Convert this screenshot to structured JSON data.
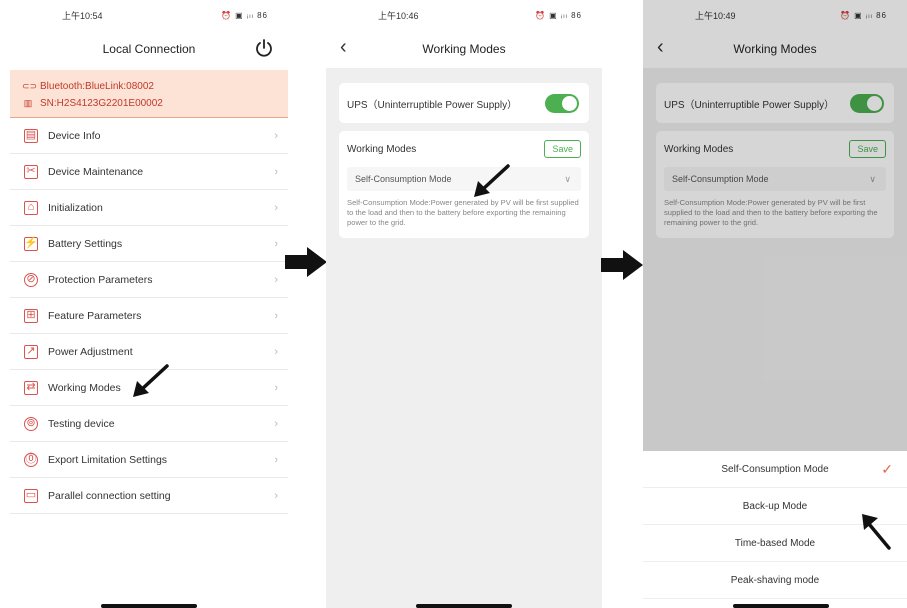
{
  "panel1": {
    "status_time": "上午10:54",
    "status_icons": "⏰ ▣ ᵢₗₗ 86",
    "title": "Local Connection",
    "bluetooth": "Bluetooth:BlueLink:08002",
    "serial": "SN:H2S4123G2201E00002",
    "menu": [
      {
        "label": "Device Info",
        "icon": "▤"
      },
      {
        "label": "Device Maintenance",
        "icon": "✂"
      },
      {
        "label": "Initialization",
        "icon": "⌂"
      },
      {
        "label": "Battery Settings",
        "icon": "⚡"
      },
      {
        "label": "Protection Parameters",
        "icon": "⊘"
      },
      {
        "label": "Feature Parameters",
        "icon": "⊞"
      },
      {
        "label": "Power Adjustment",
        "icon": "↗"
      },
      {
        "label": "Working Modes",
        "icon": "⇄"
      },
      {
        "label": "Testing device",
        "icon": "⊚"
      },
      {
        "label": "Export Limitation Settings",
        "icon": "⓪"
      },
      {
        "label": "Parallel connection setting",
        "icon": "▭"
      }
    ]
  },
  "panel2": {
    "status_time": "上午10:46",
    "status_icons": "⏰ ▣ ᵢₗₗ 86",
    "title": "Working Modes",
    "ups_label": "UPS（Uninterruptible Power Supply）",
    "modes_label": "Working Modes",
    "save_label": "Save",
    "selected_mode": "Self-Consumption Mode",
    "description": "Self-Consumption Mode:Power generated by PV will be first supplied to the load and then to the battery before exporting the remaining power to the grid."
  },
  "panel3": {
    "status_time": "上午10:49",
    "status_icons": "⏰ ▣ ᵢₗₗ 86",
    "title": "Working Modes",
    "ups_label": "UPS（Uninterruptible Power Supply）",
    "modes_label": "Working Modes",
    "save_label": "Save",
    "selected_mode": "Self-Consumption Mode",
    "description": "Self-Consumption Mode:Power generated by PV will be first supplied to the load and then to the battery before exporting the remaining power to the grid.",
    "options": [
      "Self-Consumption Mode",
      "Back-up Mode",
      "Time-based Mode",
      "Peak-shaving mode"
    ]
  },
  "colors": {
    "accent_red": "#d9534f",
    "toggle_green": "#4caf50",
    "conn_bg": "#fde3d6"
  }
}
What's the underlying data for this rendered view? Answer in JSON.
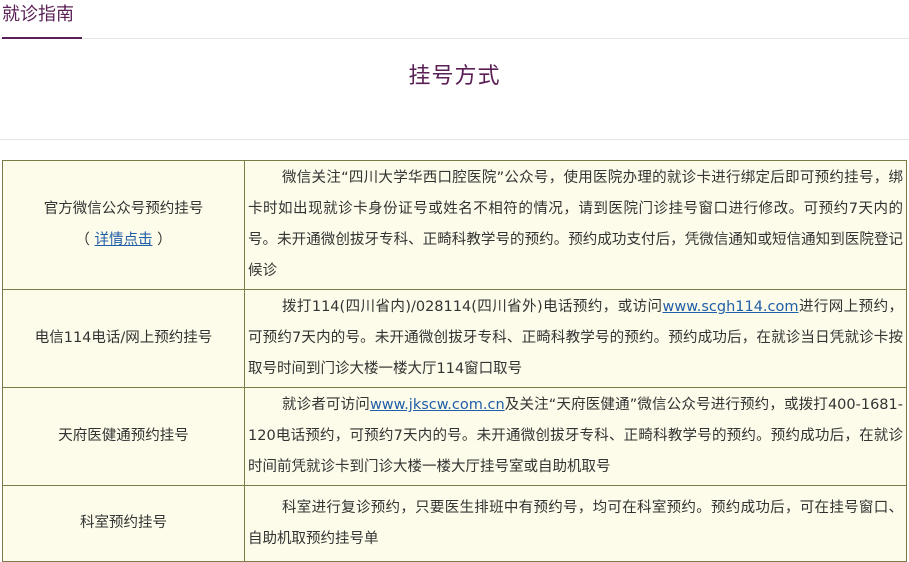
{
  "tabs": {
    "active_label": "就诊指南"
  },
  "page": {
    "title": "挂号方式"
  },
  "table": {
    "rows": [
      {
        "method": "官方微信公众号预约挂号",
        "detail_open": "（ ",
        "detail_link": "详情点击",
        "detail_close": " ）",
        "desc_text": "微信关注“四川大学华西口腔医院”公众号，使用医院办理的就诊卡进行绑定后即可预约挂号，绑卡时如出现就诊卡身份证号或姓名不相符的情况，请到医院门诊挂号窗口进行修改。可预约7天内的号。未开通微创拔牙专科、正畸科教学号的预约。预约成功支付后，凭微信通知或短信通知到医院登记候诊"
      },
      {
        "method": "电信114电话/网上预约挂号",
        "desc_before": "拨打114(四川省内)/028114(四川省外)电话预约，或访问",
        "desc_link": "www.scgh114.com",
        "desc_after": "进行网上预约，可预约7天内的号。未开通微创拔牙专科、正畸科教学号的预约。预约成功后，在就诊当日凭就诊卡按取号时间到门诊大楼一楼大厅114窗口取号"
      },
      {
        "method": "天府医健通预约挂号",
        "desc_before": "就诊者可访问",
        "desc_link": "www.jkscw.com.cn",
        "desc_after": "及关注“天府医健通”微信公众号进行预约，或拨打400-1681-120电话预约，可预约7天内的号。未开通微创拔牙专科、正畸科教学号的预约。预约成功后，在就诊时间前凭就诊卡到门诊大楼一楼大厅挂号室或自助机取号"
      },
      {
        "method": "科室预约挂号",
        "desc_text": "科室进行复诊预约，只要医生排班中有预约号，均可在科室预约。预约成功后，可在挂号窗口、自助机取预约挂号单"
      }
    ]
  },
  "colors": {
    "brand": "#5a1f55",
    "table_bg": "#fdfbe9",
    "table_border": "#7b7b47",
    "link": "#1f5ea8"
  }
}
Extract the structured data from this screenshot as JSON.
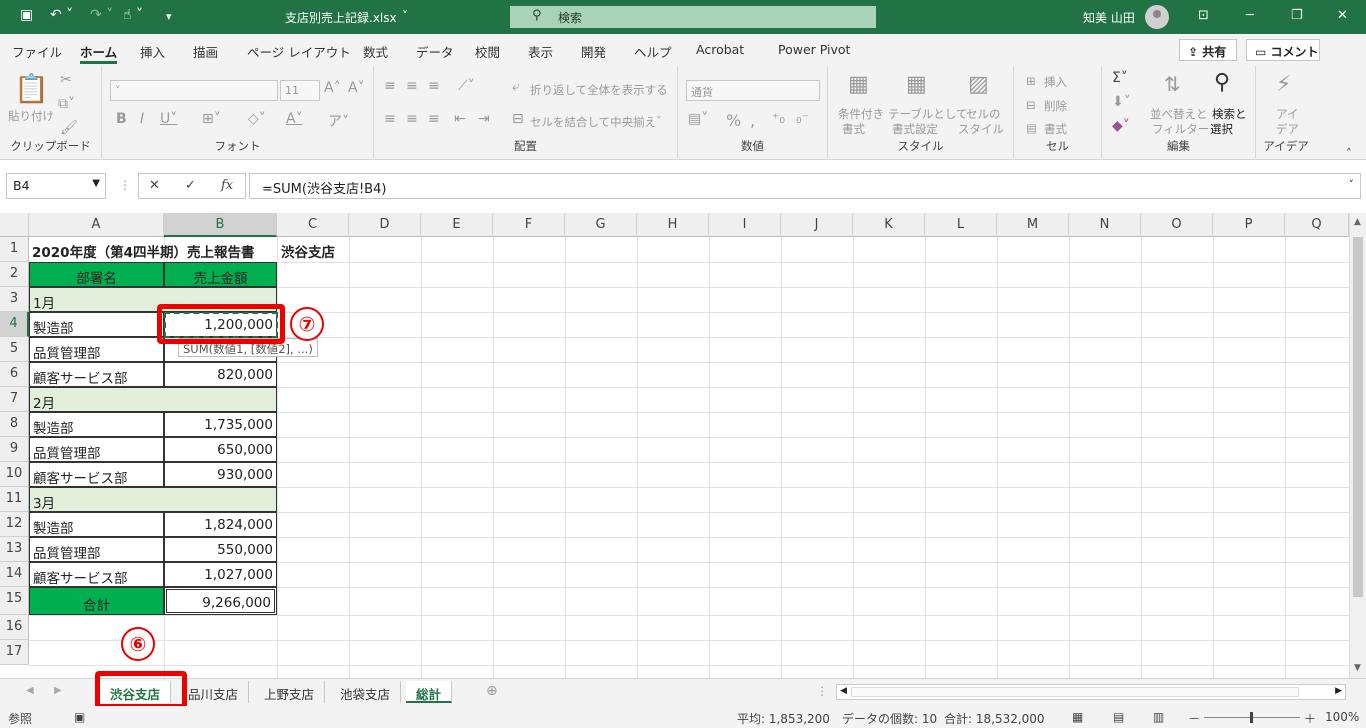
{
  "titlebar": {
    "filename": "支店別売上記録.xlsx",
    "search": "検索",
    "user": "知美 山田"
  },
  "tabs": [
    "ファイル",
    "ホーム",
    "挿入",
    "描画",
    "ページ レイアウト",
    "数式",
    "データ",
    "校閲",
    "表示",
    "開発",
    "ヘルプ",
    "Acrobat",
    "Power Pivot"
  ],
  "share": "共有",
  "comment": "コメント",
  "ribbon": {
    "clipboard": {
      "paste": "貼り付け",
      "label": "クリップボード"
    },
    "font": {
      "size": "11",
      "label": "フォント"
    },
    "alignment": {
      "wrap": "折り返して全体を表示する",
      "merge": "セルを結合して中央揃え",
      "label": "配置"
    },
    "number": {
      "format": "通貨",
      "label": "数値"
    },
    "styles": {
      "cond1": "条件付き",
      "cond2": "書式",
      "table1": "テーブルとして",
      "table2": "書式設定",
      "cell1": "セルの",
      "cell2": "スタイル",
      "label": "スタイル"
    },
    "cells": {
      "insert": "挿入",
      "delete": "削除",
      "format": "書式",
      "label": "セル"
    },
    "editing": {
      "sort1": "並べ替えと",
      "sort2": "フィルター",
      "find1": "検索と",
      "find2": "選択",
      "label": "編集"
    },
    "ideas": {
      "l1": "アイ",
      "l2": "デア",
      "label": "アイデア"
    }
  },
  "formula": {
    "namebox": "B4",
    "fx": "fx",
    "content": "=SUM(渋谷支店!B4)"
  },
  "columns": [
    "A",
    "B",
    "C",
    "D",
    "E",
    "F",
    "G",
    "H",
    "I",
    "J",
    "K",
    "L",
    "M",
    "N",
    "O",
    "P",
    "Q"
  ],
  "rows": [
    "1",
    "2",
    "3",
    "4",
    "5",
    "6",
    "7",
    "8",
    "9",
    "10",
    "11",
    "12",
    "13",
    "14",
    "15",
    "16",
    "17"
  ],
  "cells": {
    "title": "2020年度（第4四半期）売上報告書",
    "branch": "渋谷支店",
    "hdr_dept": "部署名",
    "hdr_sales": "売上金額",
    "m1": "1月",
    "r4a": "製造部",
    "r4b": "1,200,000",
    "r5a": "品質管理部",
    "r6a": "顧客サービス部",
    "r6b": "820,000",
    "m2": "2月",
    "r8a": "製造部",
    "r8b": "1,735,000",
    "r9a": "品質管理部",
    "r9b": "650,000",
    "r10a": "顧客サービス部",
    "r10b": "930,000",
    "m3": "3月",
    "r12a": "製造部",
    "r12b": "1,824,000",
    "r13a": "品質管理部",
    "r13b": "550,000",
    "r14a": "顧客サービス部",
    "r14b": "1,027,000",
    "total": "合計",
    "totalb": "9,266,000"
  },
  "tooltip": "SUM(数値1, [数値2], ...)",
  "sheets": [
    "渋谷支店",
    "品川支店",
    "上野支店",
    "池袋支店",
    "総計"
  ],
  "status": {
    "mode": "参照",
    "avg": "平均: 1,853,200",
    "count": "データの個数: 10",
    "sum": "合計: 18,532,000",
    "zoom": "100%"
  },
  "annotations": {
    "seven": "⑦",
    "six": "⑥"
  },
  "colors": {
    "brand": "#217346",
    "header_green": "#00b050",
    "month_fill": "#e2efda",
    "annotation": "#e00000"
  }
}
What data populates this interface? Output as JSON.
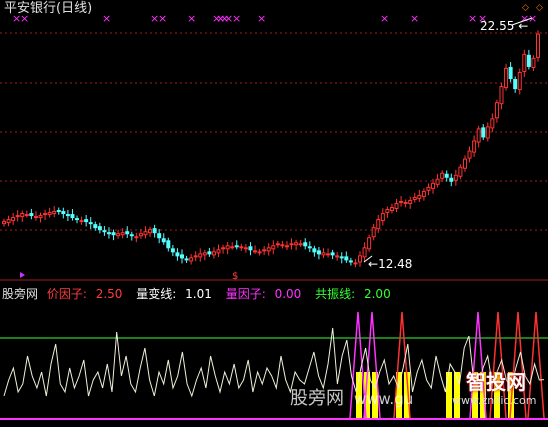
{
  "header": {
    "stock_title": "平安银行(日线)"
  },
  "price_panel": {
    "high_label": "22.55",
    "low_label": "12.48",
    "arrow_high": "←",
    "arrow_low": "←"
  },
  "indicator_panel": {
    "site_label": "股旁网",
    "items": [
      {
        "label": "价因子:",
        "value": "2.50",
        "color": "#ff3b3b"
      },
      {
        "label": "量变线:",
        "value": "1.01",
        "color": "#ffffff"
      },
      {
        "label": "量因子:",
        "value": "0.00",
        "color": "#ff33ff"
      },
      {
        "label": "共振线:",
        "value": "2.00",
        "color": "#33ff33"
      }
    ]
  },
  "watermarks": {
    "left": "股旁网",
    "middle": "www.gu",
    "right": "智投网",
    "url": "www.znilic.com"
  },
  "colors": {
    "up": "#ff3232",
    "down": "#54ffff",
    "white": "#ffffff",
    "magenta": "#ff33ff",
    "green": "#33ff33",
    "yellow": "#ffff00",
    "grid": "#a0201e"
  },
  "chart_data": [
    {
      "type": "candlestick",
      "title": "平安银行(日线)",
      "close": [
        12.9,
        13.0,
        13.1,
        13.2,
        13.3,
        13.25,
        13.2,
        13.15,
        13.2,
        13.3,
        13.35,
        13.4,
        13.45,
        13.3,
        13.2,
        13.1,
        13.0,
        12.95,
        12.9,
        12.8,
        12.6,
        12.5,
        12.4,
        12.3,
        12.25,
        12.3,
        12.35,
        12.3,
        12.2,
        12.15,
        12.3,
        12.4,
        12.5,
        12.35,
        12.1,
        11.9,
        11.6,
        11.4,
        11.2,
        11.1,
        11.0,
        11.1,
        11.2,
        11.3,
        11.35,
        11.3,
        11.4,
        11.5,
        11.6,
        11.7,
        11.65,
        11.7,
        11.65,
        11.6,
        11.5,
        11.45,
        11.4,
        11.5,
        11.6,
        11.7,
        11.8,
        11.75,
        11.7,
        11.8,
        11.85,
        11.8,
        11.7,
        11.6,
        11.4,
        11.3,
        11.35,
        11.3,
        11.25,
        11.2,
        11.1,
        11.0,
        10.9,
        10.85,
        11.2,
        11.6,
        12.1,
        12.6,
        13.0,
        13.3,
        13.5,
        13.6,
        13.8,
        13.9,
        13.85,
        13.95,
        14.1,
        14.2,
        14.4,
        14.6,
        14.8,
        15.0,
        15.3,
        15.1,
        14.9,
        15.2,
        15.6,
        16.0,
        16.4,
        16.9,
        17.5,
        17.1,
        17.6,
        18.0,
        18.8,
        19.6,
        20.5,
        20.0,
        19.5,
        20.3,
        21.2,
        20.6,
        21.0,
        22.2
      ],
      "markers": {
        "high": 22.55,
        "low": 12.48
      },
      "ylim": [
        10.4,
        23.3
      ]
    },
    {
      "type": "line",
      "title": "股旁网",
      "series": [
        {
          "name": "价因子",
          "value": 2.5
        },
        {
          "name": "量变线",
          "value": 1.01,
          "values": [
            0.6,
            1.0,
            1.3,
            0.7,
            0.9,
            1.6,
            1.1,
            0.8,
            1.2,
            0.6,
            1.4,
            1.9,
            0.9,
            0.7,
            1.3,
            0.8,
            1.1,
            1.5,
            0.6,
            1.0,
            1.2,
            0.8,
            1.4,
            0.7,
            2.2,
            1.1,
            1.6,
            0.9,
            0.7,
            1.3,
            1.8,
            1.0,
            0.6,
            1.2,
            0.9,
            1.5,
            0.8,
            1.1,
            1.7,
            0.9,
            0.6,
            1.0,
            1.3,
            0.8,
            1.6,
            1.1,
            0.7,
            1.2,
            0.9,
            1.4,
            0.8,
            1.0,
            1.5,
            0.7,
            1.2,
            0.9,
            1.3,
            1.1,
            0.8,
            1.6,
            1.0,
            0.7,
            1.2,
            1.0,
            0.9,
            1.3,
            1.7,
            1.1,
            0.8,
            1.4,
            2.3,
            0.9,
            1.6,
            2.0,
            1.1,
            0.7,
            1.3,
            1.8,
            1.0,
            0.8,
            1.2,
            1.5,
            0.9,
            1.1,
            0.8,
            1.3,
            1.9,
            0.7,
            1.2,
            1.5,
            1.0,
            0.8,
            1.6,
            1.1,
            0.7,
            1.4,
            1.2,
            0.9,
            1.8,
            2.1,
            1.0,
            0.8,
            1.3,
            1.6,
            0.9,
            1.2,
            1.5,
            1.0,
            0.8,
            1.3,
            1.7,
            1.1,
            0.9,
            1.4,
            1.0,
            1.01
          ]
        },
        {
          "name": "量因子",
          "value": 0.0
        },
        {
          "name": "共振线",
          "value": 2.0
        }
      ],
      "ylim": [
        0,
        3.0
      ]
    }
  ]
}
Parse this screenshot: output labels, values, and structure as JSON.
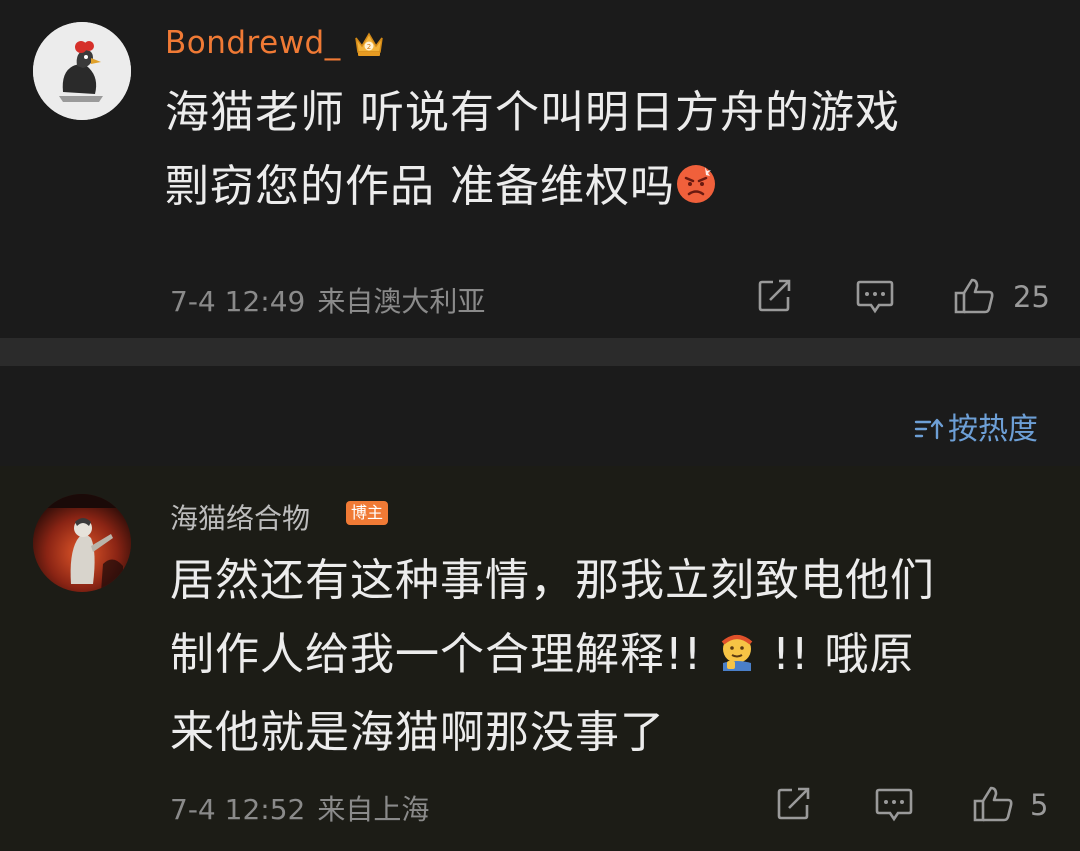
{
  "comments": [
    {
      "username": "Bondrewd_",
      "badge_icon": "crown-icon",
      "text_line1": "海猫老师 听说有个叫明日方舟的游戏",
      "text_line2": "剽窃您的作品 准备维权吗",
      "inline_emoji": "angry-face-emoji",
      "time": "7-4 12:49",
      "location": "来自澳大利亚",
      "likes": "25"
    },
    {
      "username": "海猫络合物",
      "tag": "博主",
      "text_line1": "居然还有这种事情，那我立刻致电他们",
      "text_line2a": "制作人给我一个合理解释!!",
      "inline_emoji": "thinking-face-emoji",
      "text_line2b": "!! 哦原",
      "text_line3": "来他就是海猫啊那没事了",
      "time": "7-4 12:52",
      "location": "来自上海",
      "likes": "5"
    }
  ],
  "sort": {
    "label": "按热度",
    "icon": "sort-icon"
  },
  "colors": {
    "accent": "#f07a35",
    "link": "#6d9fd6",
    "background": "#1b1b1b"
  }
}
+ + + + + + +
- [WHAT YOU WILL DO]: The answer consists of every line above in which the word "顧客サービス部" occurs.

- [RESPONSE AREA]:
    "r6a": "顧客サービス部",
    "r10a": "顧客サービス部",
    "r14a": "顧客サービス部",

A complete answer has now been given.